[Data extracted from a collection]
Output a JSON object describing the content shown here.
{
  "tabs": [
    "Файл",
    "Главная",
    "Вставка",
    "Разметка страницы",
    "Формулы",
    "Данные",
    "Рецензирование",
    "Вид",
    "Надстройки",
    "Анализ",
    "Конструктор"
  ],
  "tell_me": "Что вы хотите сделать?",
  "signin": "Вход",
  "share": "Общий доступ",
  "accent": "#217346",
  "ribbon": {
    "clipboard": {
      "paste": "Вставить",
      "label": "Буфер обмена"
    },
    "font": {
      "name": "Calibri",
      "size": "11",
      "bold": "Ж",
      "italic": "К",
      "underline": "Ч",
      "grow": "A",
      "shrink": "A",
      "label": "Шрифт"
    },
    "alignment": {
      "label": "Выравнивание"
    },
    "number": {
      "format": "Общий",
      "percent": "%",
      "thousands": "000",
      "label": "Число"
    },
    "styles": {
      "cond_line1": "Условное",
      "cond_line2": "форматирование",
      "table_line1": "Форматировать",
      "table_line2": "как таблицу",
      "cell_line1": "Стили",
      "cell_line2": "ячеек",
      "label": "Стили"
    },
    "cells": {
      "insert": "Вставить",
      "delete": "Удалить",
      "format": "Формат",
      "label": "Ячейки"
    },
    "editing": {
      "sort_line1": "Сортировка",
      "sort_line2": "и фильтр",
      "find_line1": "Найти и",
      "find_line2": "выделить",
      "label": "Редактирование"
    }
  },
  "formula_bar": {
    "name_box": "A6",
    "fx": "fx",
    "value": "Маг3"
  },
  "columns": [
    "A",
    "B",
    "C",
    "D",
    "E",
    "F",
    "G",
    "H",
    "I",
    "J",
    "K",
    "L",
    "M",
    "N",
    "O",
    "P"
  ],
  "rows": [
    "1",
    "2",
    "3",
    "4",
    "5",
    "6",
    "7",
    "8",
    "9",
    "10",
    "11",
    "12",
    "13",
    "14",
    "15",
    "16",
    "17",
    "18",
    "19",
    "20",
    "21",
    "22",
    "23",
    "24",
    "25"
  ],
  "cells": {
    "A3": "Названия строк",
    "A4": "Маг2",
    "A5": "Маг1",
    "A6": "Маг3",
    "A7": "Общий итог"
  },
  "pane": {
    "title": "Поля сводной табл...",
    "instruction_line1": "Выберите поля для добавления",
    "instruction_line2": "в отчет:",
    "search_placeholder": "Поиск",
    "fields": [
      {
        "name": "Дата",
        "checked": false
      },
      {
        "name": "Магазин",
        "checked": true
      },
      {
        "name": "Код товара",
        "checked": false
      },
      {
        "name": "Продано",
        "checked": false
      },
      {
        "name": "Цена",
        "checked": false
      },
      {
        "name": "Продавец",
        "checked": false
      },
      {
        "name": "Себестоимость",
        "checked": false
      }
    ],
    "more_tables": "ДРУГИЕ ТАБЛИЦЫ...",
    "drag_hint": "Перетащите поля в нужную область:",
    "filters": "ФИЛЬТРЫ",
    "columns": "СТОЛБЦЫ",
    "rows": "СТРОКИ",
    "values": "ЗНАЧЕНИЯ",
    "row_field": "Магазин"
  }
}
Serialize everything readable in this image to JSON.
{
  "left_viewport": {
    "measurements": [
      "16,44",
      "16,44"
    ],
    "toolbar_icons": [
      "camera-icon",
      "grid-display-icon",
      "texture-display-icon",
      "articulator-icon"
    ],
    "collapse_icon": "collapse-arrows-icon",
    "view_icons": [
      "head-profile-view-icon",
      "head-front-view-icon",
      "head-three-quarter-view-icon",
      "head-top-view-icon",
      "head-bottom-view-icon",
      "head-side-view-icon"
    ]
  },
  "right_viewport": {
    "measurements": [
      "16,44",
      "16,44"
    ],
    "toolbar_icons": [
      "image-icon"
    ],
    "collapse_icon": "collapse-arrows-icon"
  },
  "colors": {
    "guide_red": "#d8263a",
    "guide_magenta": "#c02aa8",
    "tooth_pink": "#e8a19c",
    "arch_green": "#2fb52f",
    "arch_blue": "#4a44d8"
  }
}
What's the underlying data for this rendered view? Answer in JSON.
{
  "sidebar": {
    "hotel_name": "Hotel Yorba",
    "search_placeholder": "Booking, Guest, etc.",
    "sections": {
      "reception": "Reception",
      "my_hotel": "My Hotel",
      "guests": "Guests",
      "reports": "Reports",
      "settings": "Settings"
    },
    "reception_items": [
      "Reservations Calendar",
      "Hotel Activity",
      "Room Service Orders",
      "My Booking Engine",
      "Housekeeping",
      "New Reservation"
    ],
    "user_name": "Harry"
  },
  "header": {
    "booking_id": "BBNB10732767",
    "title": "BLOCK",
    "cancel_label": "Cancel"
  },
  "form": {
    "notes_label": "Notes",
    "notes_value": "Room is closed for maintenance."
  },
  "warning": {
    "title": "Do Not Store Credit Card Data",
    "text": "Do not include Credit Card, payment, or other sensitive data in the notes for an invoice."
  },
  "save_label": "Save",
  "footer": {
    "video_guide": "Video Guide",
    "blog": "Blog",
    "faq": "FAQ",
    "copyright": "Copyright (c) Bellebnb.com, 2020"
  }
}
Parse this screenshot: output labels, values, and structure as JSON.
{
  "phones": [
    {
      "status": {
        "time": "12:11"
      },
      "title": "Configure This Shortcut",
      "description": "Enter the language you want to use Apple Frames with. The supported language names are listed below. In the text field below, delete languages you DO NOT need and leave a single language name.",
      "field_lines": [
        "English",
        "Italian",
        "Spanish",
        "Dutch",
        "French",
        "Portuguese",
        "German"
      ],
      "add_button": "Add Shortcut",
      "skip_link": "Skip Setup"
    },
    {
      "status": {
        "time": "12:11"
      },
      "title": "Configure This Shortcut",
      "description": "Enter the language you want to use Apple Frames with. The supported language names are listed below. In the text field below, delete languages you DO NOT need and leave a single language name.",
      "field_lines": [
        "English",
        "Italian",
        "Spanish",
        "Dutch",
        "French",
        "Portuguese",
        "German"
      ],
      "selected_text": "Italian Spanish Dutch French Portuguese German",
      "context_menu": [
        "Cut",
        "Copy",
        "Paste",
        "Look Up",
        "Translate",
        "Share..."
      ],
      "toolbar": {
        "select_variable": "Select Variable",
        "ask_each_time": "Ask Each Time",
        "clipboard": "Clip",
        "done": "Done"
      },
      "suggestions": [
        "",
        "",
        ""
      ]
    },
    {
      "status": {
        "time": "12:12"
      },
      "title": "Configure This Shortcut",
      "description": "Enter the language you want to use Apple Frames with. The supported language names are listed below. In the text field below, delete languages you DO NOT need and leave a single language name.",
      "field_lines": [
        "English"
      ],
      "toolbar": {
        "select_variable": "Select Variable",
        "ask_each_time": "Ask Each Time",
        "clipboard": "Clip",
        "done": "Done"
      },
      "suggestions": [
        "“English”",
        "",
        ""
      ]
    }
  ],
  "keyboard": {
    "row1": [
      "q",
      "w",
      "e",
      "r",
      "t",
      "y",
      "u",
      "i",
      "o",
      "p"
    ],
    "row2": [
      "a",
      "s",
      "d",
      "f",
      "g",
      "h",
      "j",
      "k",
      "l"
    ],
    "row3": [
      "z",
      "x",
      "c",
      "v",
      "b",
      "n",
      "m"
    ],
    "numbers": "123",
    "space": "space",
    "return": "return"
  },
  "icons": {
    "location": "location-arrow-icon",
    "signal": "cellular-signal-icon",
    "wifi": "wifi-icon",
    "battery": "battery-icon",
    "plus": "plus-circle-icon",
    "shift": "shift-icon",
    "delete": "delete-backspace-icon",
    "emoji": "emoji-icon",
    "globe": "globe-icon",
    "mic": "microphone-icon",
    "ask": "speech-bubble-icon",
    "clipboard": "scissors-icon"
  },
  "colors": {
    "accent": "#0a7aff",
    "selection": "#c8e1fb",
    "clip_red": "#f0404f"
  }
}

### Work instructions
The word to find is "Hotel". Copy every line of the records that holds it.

### Reply
    "hotel_name": "Hotel Yorba",
      "my_hotel": "My Hotel",
      "Hotel Activity",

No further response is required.